Theresa May will return to the UK on Friday to try and convince MPs to support her withdrawal deal after the EU agreed to postpone Brexit beyond 29 March. On Thursday night, after eight hours of talks, EU leaders offered to delay Brexit until 22 May if MPs approve Mrs May's deal next week.
If they do not approve it, the delay will be shorter - until 12 April - at which point the UK must set out its next steps or leave without a deal. Mrs May said MPs had a clear choice.
Speaking on Thursday, after waiting for the 27 other EU countries to make their decision at a summit in Brussels, the prime minister said she would now be working hard to build support for getting the deal through.
MPs are expected to vote for a third time on the Brexit withdrawal deal next week, despite speaker John Bercow throwing the process into doubt.
Giving a news conference, Mrs May also referred to her speech from Downing Street the previous evening, which sparked an angry reaction from MPs after she blamed them for the Brexit deadlock.
Last night I expressed my frustration and I know that MPs are frustrated too, she said. They have difficult jobs to do. I hope that we can all agree we are now at the moment of decision.
And I will make every effort to ensure that we are able to leave with a deal and move our country forward.
A debate on the deal has been scheduled for Monday but Downing Street said no date has yet been fixed for a vote.
Mrs May arrived at the EU summit in Brussels on Thursday hoping to persuade the EU to postpone Brexit from next Friday - the date which is set in law - to 30 June.
She made her case in a 90-minute presentation to her European counterparts.
Several leaders said they felt surprised that Mrs May appeared to be seriously contemplating a no deal scenario, the source said.
And one leader told Mrs May that the UK was a sick patient that needed special care given the precarious state of Parliament.
Mrs May then left the room, and discussions between EU leaders ran late into the evening.
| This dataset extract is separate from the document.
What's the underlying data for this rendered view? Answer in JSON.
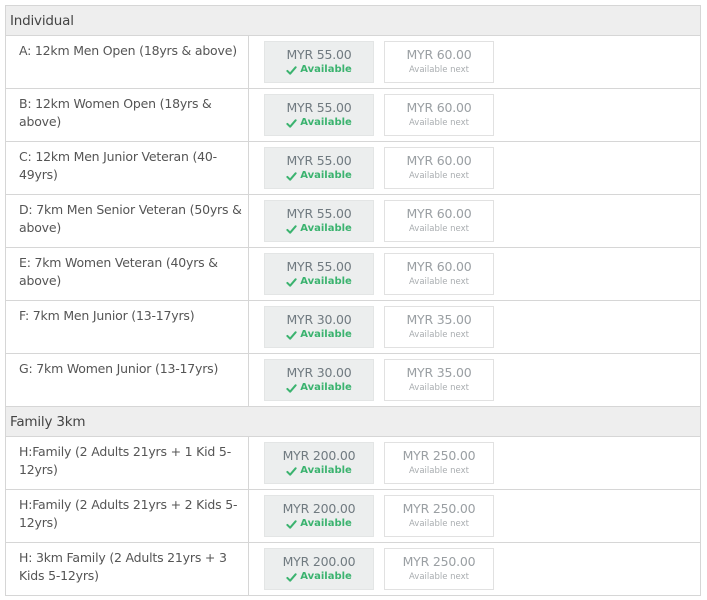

They did not agree to the 30 June date, but granted an extension comprising two possible dates.
In a press conference, European Council President Donald Tusk said that, until 12 April, the deadline by which the UK would have to indicate whether it would stand candidates in the 2019 European Parliament elections, all options remain on the table.
The UK government will still have a chance of a deal, no deal, a long extension or revoking Article 50 until 12 April, he said.
Mr Tusk added that the atmosphere was much better than I had expected among EU leaders in discussions and he was now much more realistic.
Meanwhile, European Commission President Jean-Claude Juncker said the legally-binding reassurances over the controversial backstop part of the withdrawal deal which were agreed in Strasbourg last week have now been endorsed. There is no more than we can give, he added.
In her briefing to journalists, Mrs May dismissed calls to revoke Article 50 - the process by which the UK leaves the EU - which would mean Brexit is cancelled. It comes after a petition calling for Article 50 to be revoked passed two million signatures
Mrs May said people had voted to leave and were told their decision would be respected.
We didn't say, 'tell us what you think and we'll think about it', Mrs May told journalists. We said, 'here's the vote, what is your decision and we will deliver on that'.
The prime minister also said she did not believe the UK should take part in the EU elections, scheduled for 23-26 May, saying it would be wrong to ask Britons to participate three years after voting to leave the EU.